The grounding of these characters is an interesting approach. One would be tempted to call it another attempt at the Inhumans formula, but with far sharper writing and less horrible cgi. Yet what it really brings to mind is a reminder of Stan Lee’s attempt at retooling the Silver Surfer and making him completely and totally alien from Kirby’s original intention for the character. This is a full-fledged shot at making the Eternals “relatable”, and it works up to a point.
But again, the performances help obscure this in the moment, at least where top-notch character actors like Barry Keoghan and Brian Tyree-Henry are concerned. Lauren Ridloff’s Makkari is also a welcome addition, and while the character has turned into a bit of an internet meme, Kumail Nanjiani’s Kingo genuinely elicited the most laughs I’ve gotten out of one of these in a long time. On the other hand, Angelina Jolie’s Thena should have completely hit the cutting room floor. Gemma Chan and Richard Madden aren’t the most convincing leads, but everyone involved is almost able to get away with it as solid MCU adventuring with a few higher ambitions (the Celestial looks like it’s ripped right out of the comics)…
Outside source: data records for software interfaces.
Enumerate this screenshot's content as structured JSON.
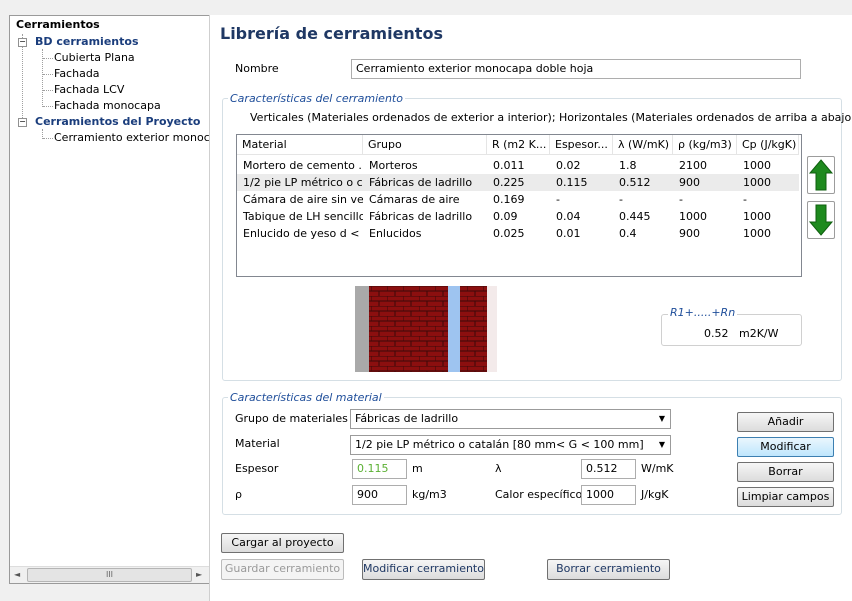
{
  "tree": {
    "root": "Cerramientos",
    "bd": {
      "label": "BD cerramientos",
      "children": [
        "Cubierta Plana",
        "Fachada",
        "Fachada LCV",
        "Fachada monocapa"
      ]
    },
    "proyecto": {
      "label": "Cerramientos del Proyecto",
      "children": [
        "Cerramiento exterior monocapa"
      ]
    },
    "scroll_thumb": "III"
  },
  "title": "Librería de cerramientos",
  "nombre": {
    "label": "Nombre",
    "value": "Cerramiento exterior monocapa doble hoja"
  },
  "caract_cerramiento": {
    "legend": "Características del cerramiento",
    "orientation_text": "Verticales (Materiales ordenados de exterior a interior);  Horizontales (Materiales ordenados de arriba a abajo)",
    "columns": [
      "Material",
      "Grupo",
      "R (m2 K...",
      "Espesor...",
      "λ (W/mK)",
      "ρ (kg/m3)",
      "Cp (J/kgK)"
    ],
    "rows": [
      [
        "Mortero de cemento ...",
        "Morteros",
        "0.011",
        "0.02",
        "1.8",
        "2100",
        "1000"
      ],
      [
        "1/2 pie LP métrico o c...",
        "Fábricas de ladrillo",
        "0.225",
        "0.115",
        "0.512",
        "900",
        "1000"
      ],
      [
        "Cámara de aire sin ve...",
        "Cámaras de aire",
        "0.169",
        "-",
        "-",
        "-",
        "-"
      ],
      [
        "Tabique de LH sencillo...",
        "Fábricas de ladrillo",
        "0.09",
        "0.04",
        "0.445",
        "1000",
        "1000"
      ],
      [
        "Enlucido de yeso d < ...",
        "Enlucidos",
        "0.025",
        "0.01",
        "0.4",
        "900",
        "1000"
      ]
    ],
    "selected_row": 1,
    "sum_label": "R1+.....+Rn",
    "sum_value": "0.52",
    "sum_unit": "m2K/W",
    "up_color": "#1e8a1e",
    "down_color": "#1e8a1e"
  },
  "caract_material": {
    "legend": "Características del material",
    "grupo_label": "Grupo de materiales",
    "grupo_value": "Fábricas de ladrillo",
    "material_label": "Material",
    "material_value": "1/2 pie LP métrico o catalán [80 mm< G < 100 mm]",
    "espesor_label": "Espesor",
    "espesor_value": "0.115",
    "espesor_unit": "m",
    "lambda_label": "λ",
    "lambda_value": "0.512",
    "lambda_unit": "W/mK",
    "rho_label": "ρ",
    "rho_value": "900",
    "rho_unit": "kg/m3",
    "calor_label": "Calor específico",
    "calor_value": "1000",
    "calor_unit": "J/kgK",
    "buttons": {
      "anadir": "Añadir",
      "modificar": "Modificar",
      "borrar": "Borrar",
      "limpiar": "Limpiar campos"
    }
  },
  "bottom": {
    "cargar": "Cargar al proyecto",
    "guardar": "Guardar cerramiento",
    "modificar": "Modificar cerramiento",
    "borrar": "Borrar cerramiento"
  }
}
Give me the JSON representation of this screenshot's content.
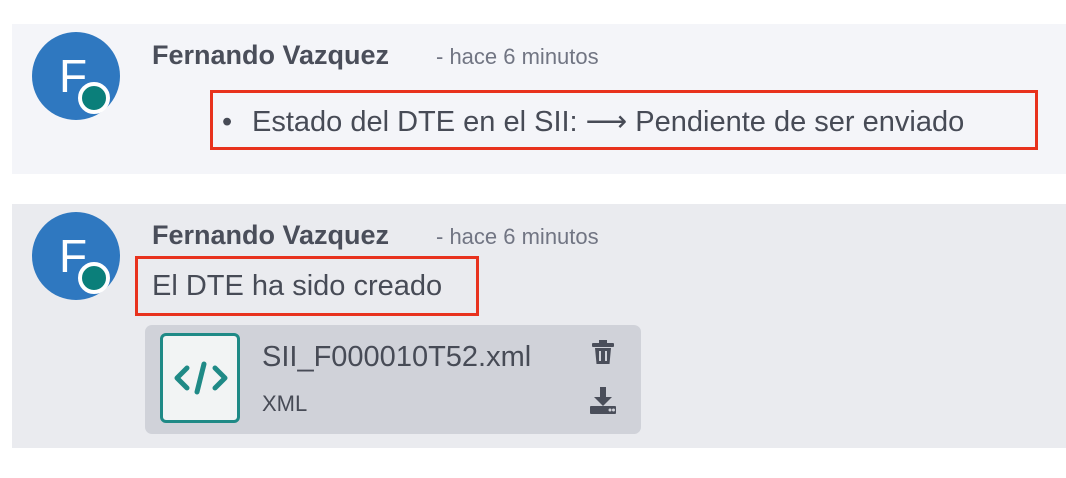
{
  "messages": [
    {
      "avatar_initial": "F",
      "author": "Fernando Vazquez",
      "time": "- hace 6 minutos",
      "bullet_text": "Estado del DTE en el SII: ⟶ Pendiente de ser enviado"
    },
    {
      "avatar_initial": "F",
      "author": "Fernando Vazquez",
      "time": "- hace 6 minutos",
      "body": "El DTE ha sido creado",
      "attachment": {
        "name": "SII_F000010T52.xml",
        "type": "XML",
        "icon": "code-icon"
      }
    }
  ],
  "colors": {
    "avatar": "#2f78c0",
    "status": "#0b7f7a",
    "highlight": "#e8321d",
    "file_icon": "#1f8a86"
  }
}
…but Zhao also has to maintain the Marvel Studios structure, and that includes a lot of badly conceived second unit action. There are the aforementioned boring antagonists (the Deviants basically look like giant dogs with tentacles for some reason). And so many of these action beats are featured in environments so dark, it’s hard to make out what’s happening outside of pretty people making poses with shiny gold energy things. This becomes a detriment that no amount of tried and true borrowing from the masters is really going to fix, especially when the sludge colored finale exhaustingly unfurls itself. It’s that war between Zhao’s storytelling instincts and everything that is a prerequisite for the Marvel way of moviemaking that makes Eternals interesting to look at from a clinical perspective, but also highlights that really, maybe not every auteur needs to make blockbusters – particularly in an environment as creatively stifling as the MCU.
Regardless, for sheer ambition alone, Eternals is better than any of Marvel’s Phase 4 offerings to this point. I’ve hated almost everything they’ve done post-Endgame, though, so it’s a very low bar to clear.